 Lucianus Samosatensis, 'The Ignorant Book-Collector,' inLucian, with an English translation by A. M. Harmon, Loeb Classical Library , 8 vols. (London: W. Heinemann, 1913-1967), 3:209. I owe this reference to the delightful essay of A. N. L Munby, 'Some Caricatures of Book-collectors: an essay,' in Essays and Papers, edited by Nicholas Barker (London: The Scolar Press, 1978), 1.
 Frederick Chase, A History of Dartmouth College and the Town of Hanover, New Hampshire, edited by John King Lord, 2 vols. (Cambridge: John Wilson and Son, 1891-1913), 1:27.
 See Chase, History of Dartmouth, 2: 509, for a list of early benefactions to the Library.
 Dartmouth College. Library, The Isaiah Thomas Dartmouth Donation (Hanover: Dartmouth College Library, 1949). The label is shown as an illustration on the title page.
 Unfortunately, I cannot verify this as an Erasmean statement. One of the finest fictional evocations of the book collecting mania is to be found in Louis Auchincloss's short story, 'The Collector,' inSecond Chance, Tales of Two Generations (Boston: Houghton Mifflin, 1970), 173-193.
 Cited in Munby, 'Caricatures,' 17.
 Marcus A. McCorison, 'Highly Personal Recollections of Harold Goddard Rugg,' Vermont History News, 41:6 (1990), 110-114. See also John Hurd, 'He Values the Rare in Books and Life,' Dartmouth Alumni Magazine, 43:8 (May, 1951), 17-20.
 Allerton C. Hickmott, 'Contemporary Collectors XVII. A Collection of English Literature of the 16th and 17th Centuries,' The Book Collector, 7:2 (Summer, 1958), 152.
 Hickmott, 'Contemporary Collectors,' 155.
 Allerton C. Hickmott, This Ivory Pale: the Shakespearean Collection of Allerton C. Hickmott (West Hartford: Privately printed, 1970), 6-7.
 Hickmott, 'Contemporary Collectors,' 164.
 Boston: Little, Brown, and Co., 1936. This volume is highly recommended both as a delightful essay and as a practical handbook. Others that fall into the same category are the works of A. Edward Newton and George Sims. One essay that should be read as a 'how-not-to' is Arnold Bennett, Literary Taste. How to Form it. With detailed instructions for collecting a complete library of English Literature (New York: George H. Doran Co., 1910). This essay, unfortunately, went through many editions as it was a very popular text. For earlier collectors and collections, the set of essays in Robin Myers and Michael Harris, eds., Property of a Gentleman, the Formation, Organisation and Dispersal of the Private Library, 1620-1920 (Winchester: St. Paul's Bibliographies, 1991), is highly recommended.
 Herbert F. West, 'On Seeking First Editions,' The American Book Collector, 14:9 (1964), 6.
 Herbert F. West, 'A Few Notes on Collecting,' The Book Collector's Packet, 4:1 (September, 1945), 12.
 West, 'Few Notes,' 14.
 The sale was held in Christie's sales rooms in New York on 16 November 1984. Much of the information on Miss Benz is contained in the forward to the catalog.

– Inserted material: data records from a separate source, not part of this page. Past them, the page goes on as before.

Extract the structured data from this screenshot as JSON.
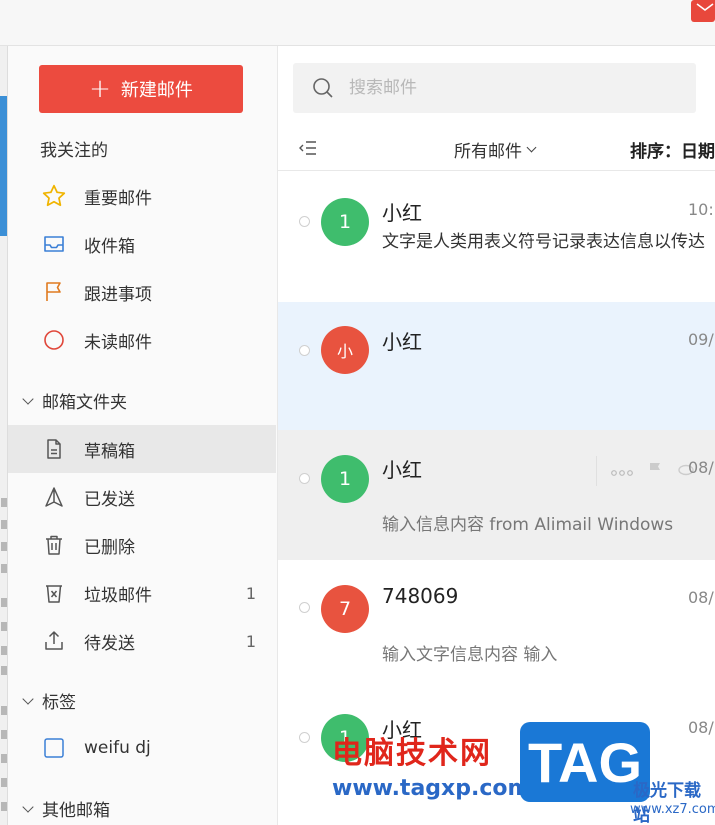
{
  "sidebar": {
    "new_mail_label": "新建邮件",
    "favorites_title": "我关注的",
    "favorites": [
      {
        "label": "重要邮件",
        "icon": "star-icon",
        "color": "#f0b400"
      },
      {
        "label": "收件箱",
        "icon": "inbox-icon",
        "color": "#3b7fd6"
      },
      {
        "label": "跟进事项",
        "icon": "flag-icon",
        "color": "#e07a1f"
      },
      {
        "label": "未读邮件",
        "icon": "unread-circle-icon",
        "color": "#e0473a"
      }
    ],
    "folders_title": "邮箱文件夹",
    "folders": [
      {
        "label": "草稿箱",
        "icon": "draft-icon",
        "count": ""
      },
      {
        "label": "已发送",
        "icon": "sent-icon",
        "count": ""
      },
      {
        "label": "已删除",
        "icon": "trash-icon",
        "count": ""
      },
      {
        "label": "垃圾邮件",
        "icon": "spam-icon",
        "count": "1"
      },
      {
        "label": "待发送",
        "icon": "outbox-icon",
        "count": "1"
      }
    ],
    "tags_title": "标签",
    "tags": [
      {
        "label": "weifu dj",
        "icon": "tag-checkbox-icon"
      }
    ],
    "other_title": "其他邮箱"
  },
  "main": {
    "search_placeholder": "搜索邮件",
    "filter_label": "所有邮件",
    "sort_label": "排序：日期",
    "mails": [
      {
        "avatar": "1",
        "avatar_color": "#3fbd6d",
        "sender": "小红",
        "time": "10:",
        "subject": "文字是人类用表义符号记录表达信息以传达",
        "preview": ""
      },
      {
        "avatar": "小",
        "avatar_color": "#e8533f",
        "sender": "小红",
        "time": "09/",
        "subject": "",
        "preview": ""
      },
      {
        "avatar": "1",
        "avatar_color": "#3fbd6d",
        "sender": "小红",
        "time": "08/",
        "subject": "",
        "preview": "输入信息内容 from Alimail Windows"
      },
      {
        "avatar": "7",
        "avatar_color": "#e8533f",
        "sender": "748069",
        "time": "08/",
        "subject": "",
        "preview": "输入文字信息内容 输入"
      },
      {
        "avatar": "1",
        "avatar_color": "#3fbd6d",
        "sender": "小红",
        "time": "08/",
        "subject": "",
        "preview": ""
      }
    ]
  },
  "watermark": {
    "title": "电脑技术网",
    "url": "www.tagxp.com",
    "badge": "TAG",
    "side_text": "极光下载站",
    "side_url": "www.xz7.com"
  },
  "colors": {
    "accent": "#ec4b3f",
    "selected_row": "#eaf3fd",
    "active_nav": "#e8e8e8"
  }
}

Other information is taken from Philip N. Cronenwett, 'The Benz Sale,' Dartmouth College Library Bulletin, 25:2 (April, 1985), 105-107. Some few other lots from Miss Benz's estate were sold at Swann Galleries, New York, and at Christie's in London in the same sale season. One vitally important set, Sir Walter Scott's own interleaved volumes prepared for a reissue of the Waverley novels, was, appropriately, sold by private treaty to the National Library of Scotland.
Last Updated: 4/19/17